Today, South Korea is an economic, technological and entertainment superpower. How, as a country, did they rebound from war, poverty and political unrest? And how can that success be replicated in other cultures? The answers can, in fact, be found by understanding Korean customs, values and beliefs. Author Boye Lafayette De Mente identifies the unique qualities that comprise the Korean identity and articulates their modern expressions of Korean culture and history in this book.
Organized alphabetically by topic, De Mente explains the critical cultural code words that make Korea the country it is today. Anyone interested in Korean etiquette, whether for travel or work, will discover that their meanings extend far beyond superficial English translations to deeper interpretations. Cultural code words include:
- Aboji, Ah-boh-jee -- The "Father Culture"
- Anae, Ah-negh -- Wives: The Inside People
- Han Yak, Hahn Yahk -- The Herbal Way to Health
- Innae, Een-nay -- A Culture of Enduring
- Katun Sosuy Pap, Kaht-unn Soh-suut Pahp -- Eating from the Same Rice Bowl
- And over 200 more...
This in-depth discussion covers the concepts and principles that are integral to the Korean way of life and provides all the Korean history and insight necessary for those readers eager to learn the secrets of this resilient and burgeoning, yet little-understood nation.
About the Author

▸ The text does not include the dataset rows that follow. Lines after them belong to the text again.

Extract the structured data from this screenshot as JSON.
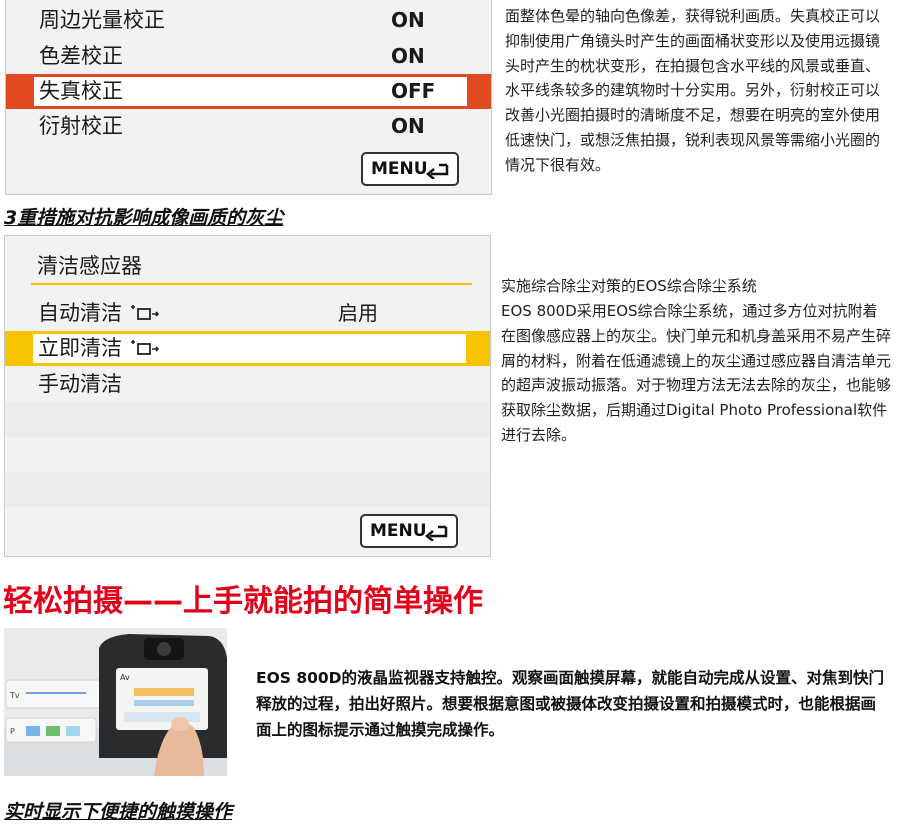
{
  "panel1": {
    "rows": [
      {
        "label": "周边光量校正",
        "value": "ON"
      },
      {
        "label": "色差校正",
        "value": "ON"
      },
      {
        "label": "失真校正",
        "value": "OFF"
      },
      {
        "label": "衍射校正",
        "value": "ON"
      }
    ],
    "menu_button": "MENU"
  },
  "paragraph1": "面整体色晕的轴向色像差，获得锐利画质。失真校正可以抑制使用广角镜头时产生的画面桶状变形以及使用远摄镜头时产生的枕状变形，在拍摄包含水平线的风景或垂直、水平线条较多的建筑物时十分实用。另外，衍射校正可以改善小光圈拍摄时的清晰度不足，想要在明亮的室外使用低速快门，或想泛焦拍摄，锐利表现风景等需缩小光圈的情况下很有效。",
  "section2_heading": "3重措施对抗影响成像画质的灰尘",
  "panel2": {
    "title": "清洁感应器",
    "rows": [
      {
        "label": "自动清洁",
        "value": "启用"
      },
      {
        "label": "立即清洁",
        "value": ""
      },
      {
        "label": "手动清洁",
        "value": ""
      }
    ],
    "menu_button": "MENU"
  },
  "paragraph2_title": "实施综合除尘对策的EOS综合除尘系统",
  "paragraph2": "EOS 800D采用EOS综合除尘系统，通过多方位对抗附着在图像感应器上的灰尘。快门单元和机身盖采用不易产生碎屑的材料，附着在低通滤镜上的灰尘通过感应器自清洁单元的超声波振动振落。对于物理方法无法去除的灰尘，也能够获取除尘数据，后期通过Digital Photo Professional软件进行去除。",
  "main_heading": "轻松拍摄——上手就能拍的简单操作",
  "touch_paragraph": "EOS 800D的液晶监视器支持触控。观察画面触摸屏幕，就能自动完成从设置、对焦到快门释放的过程，拍出好照片。想要根据意图或被摄体改变拍摄设置和拍摄模式时，也能根据画面上的图标提示通过触摸完成操作。",
  "photo_labels": {
    "tv": "Tv",
    "p": "P",
    "av": "Av"
  },
  "section3_heading": "实时显示下便捷的触摸操作",
  "colors": {
    "accent_red": "#e3001b",
    "selection_orange": "#e04a20",
    "selection_yellow": "#f6c500",
    "paragraph_link_blue": "#1f1f1f"
  }
}
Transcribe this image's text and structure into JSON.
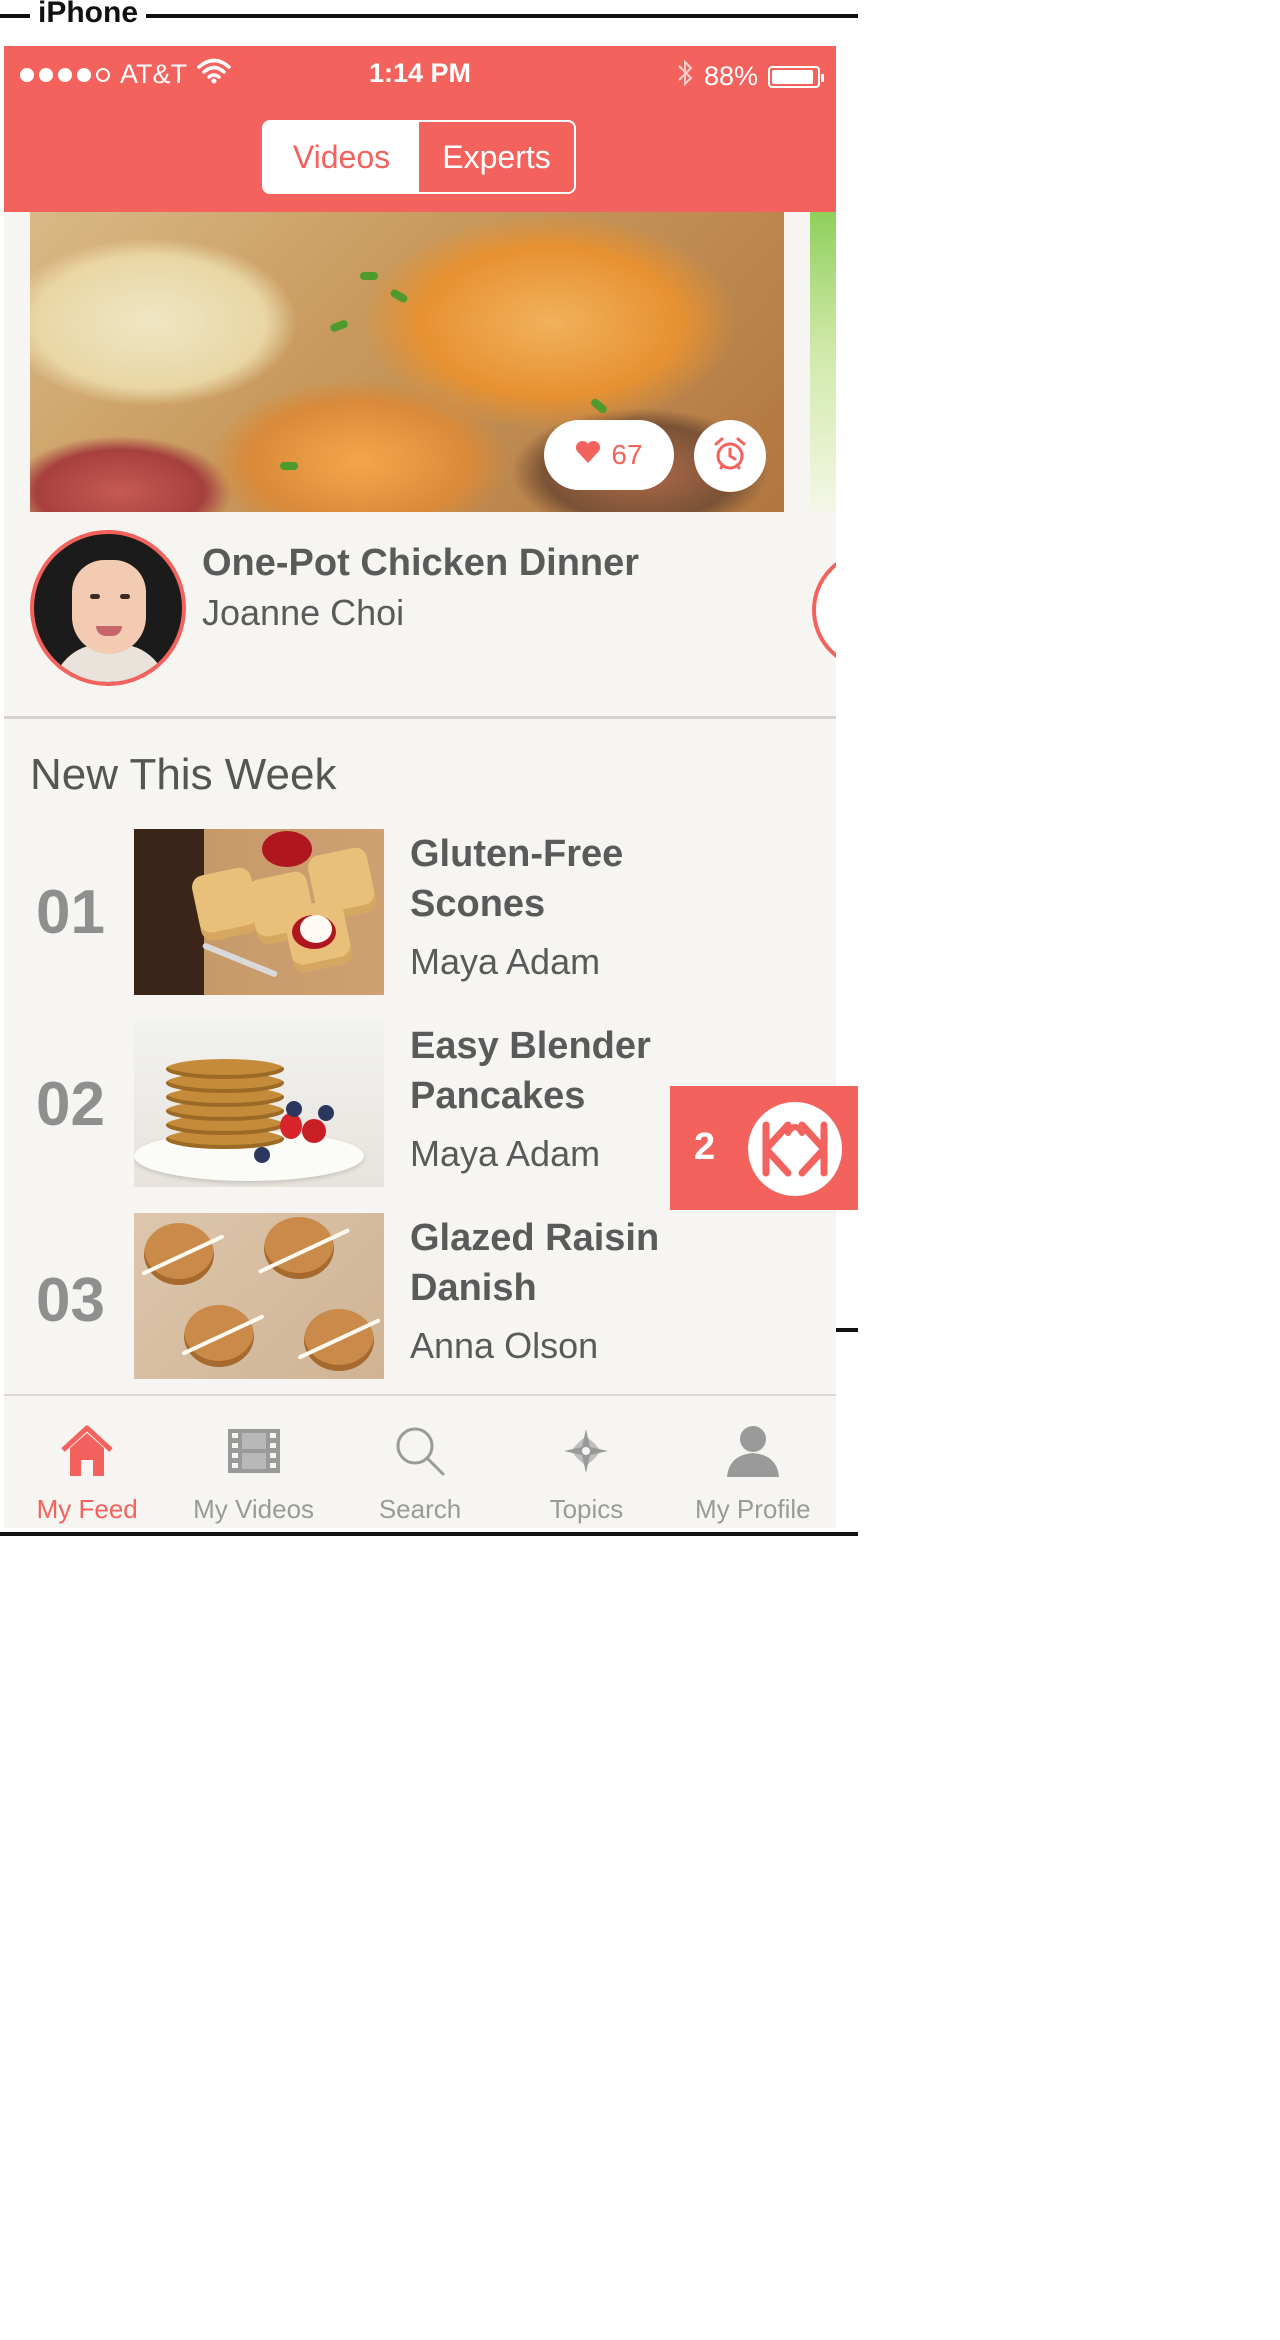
{
  "device": {
    "label": "iPhone"
  },
  "status_bar": {
    "carrier": "AT&T",
    "time": "1:14 PM",
    "battery": "88%"
  },
  "segment": {
    "videos_label": "Videos",
    "experts_label": "Experts",
    "selected": "Videos"
  },
  "featured": {
    "title": "One-Pot Chicken Dinner",
    "author": "Joanne Choi",
    "likes": "67"
  },
  "new_this_week": {
    "heading": "New This Week",
    "items": [
      {
        "number": "01",
        "title_line1": "Gluten-Free",
        "title_line2": "Scones",
        "author": "Maya Adam"
      },
      {
        "number": "02",
        "title_line1": "Easy Blender",
        "title_line2": "Pancakes",
        "author": "Maya Adam"
      },
      {
        "number": "03",
        "title_line1": "Glazed Raisin",
        "title_line2": "Danish",
        "author": "Anna Olson"
      }
    ]
  },
  "notification_badge": {
    "count": "2"
  },
  "tabbar": {
    "items": [
      {
        "label": "My Feed",
        "icon": "home-icon"
      },
      {
        "label": "My Videos",
        "icon": "film-icon"
      },
      {
        "label": "Search",
        "icon": "search-icon"
      },
      {
        "label": "Topics",
        "icon": "compass-star-icon"
      },
      {
        "label": "My Profile",
        "icon": "person-icon"
      }
    ],
    "active": "My Feed"
  },
  "colors": {
    "accent": "#f4625d",
    "background": "#f7f5f2",
    "text": "#5a5a5a",
    "muted": "#9a9a9a"
  }
}
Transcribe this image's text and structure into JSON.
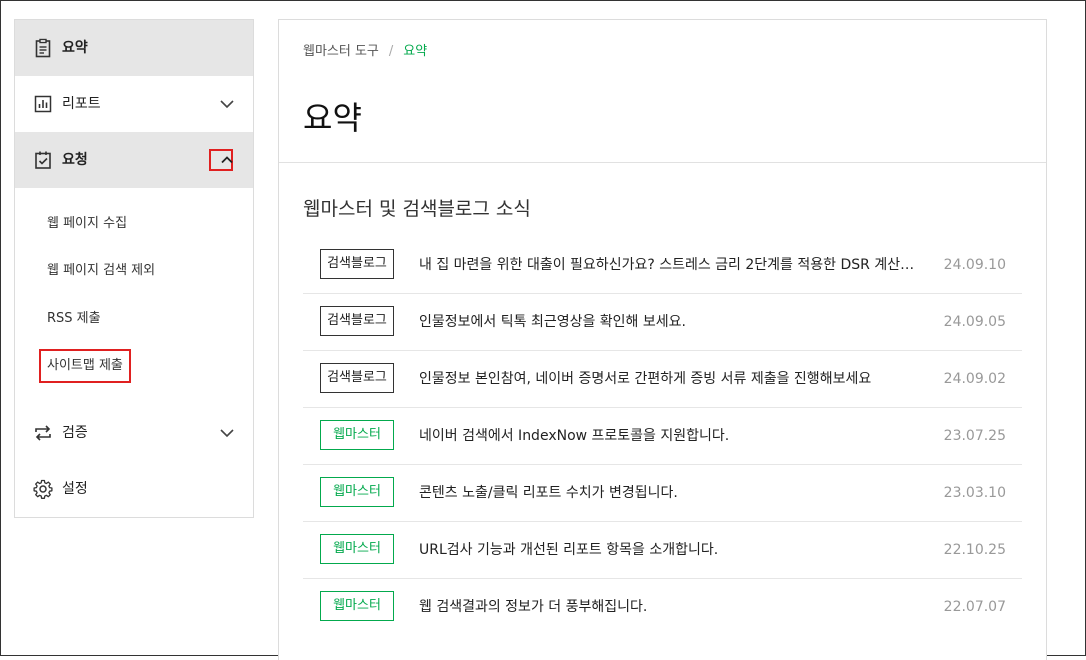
{
  "sidebar": {
    "items": [
      {
        "label": "요약",
        "icon": "clipboard-icon",
        "active": true
      },
      {
        "label": "리포트",
        "icon": "bar-chart-icon",
        "expandable": true
      },
      {
        "label": "요청",
        "icon": "clipboard-check-icon",
        "active": true,
        "expanded": true,
        "children": [
          "웹 페이지 수집",
          "웹 페이지 검색 제외",
          "RSS 제출",
          "사이트맵 제출"
        ]
      },
      {
        "label": "검증",
        "icon": "swap-icon",
        "expandable": true
      },
      {
        "label": "설정",
        "icon": "gear-icon"
      }
    ]
  },
  "breadcrumb": {
    "root": "웹마스터 도구",
    "separator": "/",
    "current": "요약"
  },
  "page_title": "요약",
  "section_title": "웹마스터 및 검색블로그 소식",
  "colors": {
    "accent": "#03a94d",
    "highlight": "#e02020",
    "active_bg": "#e6e6e6"
  },
  "news": [
    {
      "badge": "검색블로그",
      "type": "blog",
      "title": "내 집 마련을 위한 대출이 필요하신가요? 스트레스 금리 2단계를 적용한 DSR 계산…",
      "date": "24.09.10"
    },
    {
      "badge": "검색블로그",
      "type": "blog",
      "title": "인물정보에서 틱톡 최근영상을 확인해 보세요.",
      "date": "24.09.05"
    },
    {
      "badge": "검색블로그",
      "type": "blog",
      "title": "인물정보 본인참여, 네이버 증명서로 간편하게 증빙 서류 제출을 진행해보세요",
      "date": "24.09.02"
    },
    {
      "badge": "웹마스터",
      "type": "webmaster",
      "title": "네이버 검색에서 IndexNow 프로토콜을 지원합니다.",
      "date": "23.07.25"
    },
    {
      "badge": "웹마스터",
      "type": "webmaster",
      "title": "콘텐츠 노출/클릭 리포트 수치가 변경됩니다.",
      "date": "23.03.10"
    },
    {
      "badge": "웹마스터",
      "type": "webmaster",
      "title": "URL검사 기능과 개선된 리포트 항목을 소개합니다.",
      "date": "22.10.25"
    },
    {
      "badge": "웹마스터",
      "type": "webmaster",
      "title": "웹 검색결과의 정보가 더 풍부해집니다.",
      "date": "22.07.07"
    }
  ]
}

Boye Lafayette De Mente first went to Korea in 1949 as a member of a U.S. military intelligence agency, and was involved with the country for more than six decades as a student, journalist, editor, lecturer, and writer. He is the author of more than thirty books including Survival Korean, The Korean Way in Business and Etiquette Guide to Korea. Laura Kingdon is a graduate of Yonsei University's Korean Language Institute. She has designed curricula and taught English as a Second Language to students of all ages, ranging from university students in Kazakhstan to elementary school children in Korea.